- WORK REQUEST
Your answer should hold exactly the lines from the one with "Read all visible content and emit it as JSON." through the last line of the material below, nothing before and nothing extra.

- RECORDS PROVIDED
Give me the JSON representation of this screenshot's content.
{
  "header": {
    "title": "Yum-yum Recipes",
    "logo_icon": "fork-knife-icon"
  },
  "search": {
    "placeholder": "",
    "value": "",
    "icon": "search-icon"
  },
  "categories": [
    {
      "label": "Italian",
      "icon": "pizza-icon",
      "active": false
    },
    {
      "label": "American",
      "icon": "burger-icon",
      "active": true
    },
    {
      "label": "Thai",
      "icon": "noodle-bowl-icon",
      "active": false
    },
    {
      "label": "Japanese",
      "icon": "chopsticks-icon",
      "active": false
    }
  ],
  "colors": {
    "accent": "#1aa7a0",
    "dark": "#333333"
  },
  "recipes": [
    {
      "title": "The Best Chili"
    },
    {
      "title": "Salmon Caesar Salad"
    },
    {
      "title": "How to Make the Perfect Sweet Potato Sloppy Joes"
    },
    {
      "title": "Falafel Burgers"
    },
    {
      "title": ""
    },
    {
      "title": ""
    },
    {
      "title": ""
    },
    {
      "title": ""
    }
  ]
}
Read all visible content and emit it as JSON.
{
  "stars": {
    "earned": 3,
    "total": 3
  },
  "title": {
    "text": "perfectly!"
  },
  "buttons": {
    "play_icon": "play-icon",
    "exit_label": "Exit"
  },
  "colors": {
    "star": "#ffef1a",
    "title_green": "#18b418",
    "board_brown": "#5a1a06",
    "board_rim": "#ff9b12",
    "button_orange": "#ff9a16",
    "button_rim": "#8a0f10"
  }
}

- RESPONSE TO THE TASK
Read all visible content and emit it as JSON.
{
  "stars": {
    "earned": 3,
    "total": 3
  },
  "title": {
    "text": "perfectly!"
  },
  "buttons": {
    "play_icon": "play-icon",
    "exit_label": "Exit"
  },
  "colors": {
    "star": "#ffef1a",
    "title_green": "#18b418",
    "board_brown": "#5a1a06",
    "board_rim": "#ff9b12",
    "button_orange": "#ff9a16",
    "button_rim": "#8a0f10"
  }
}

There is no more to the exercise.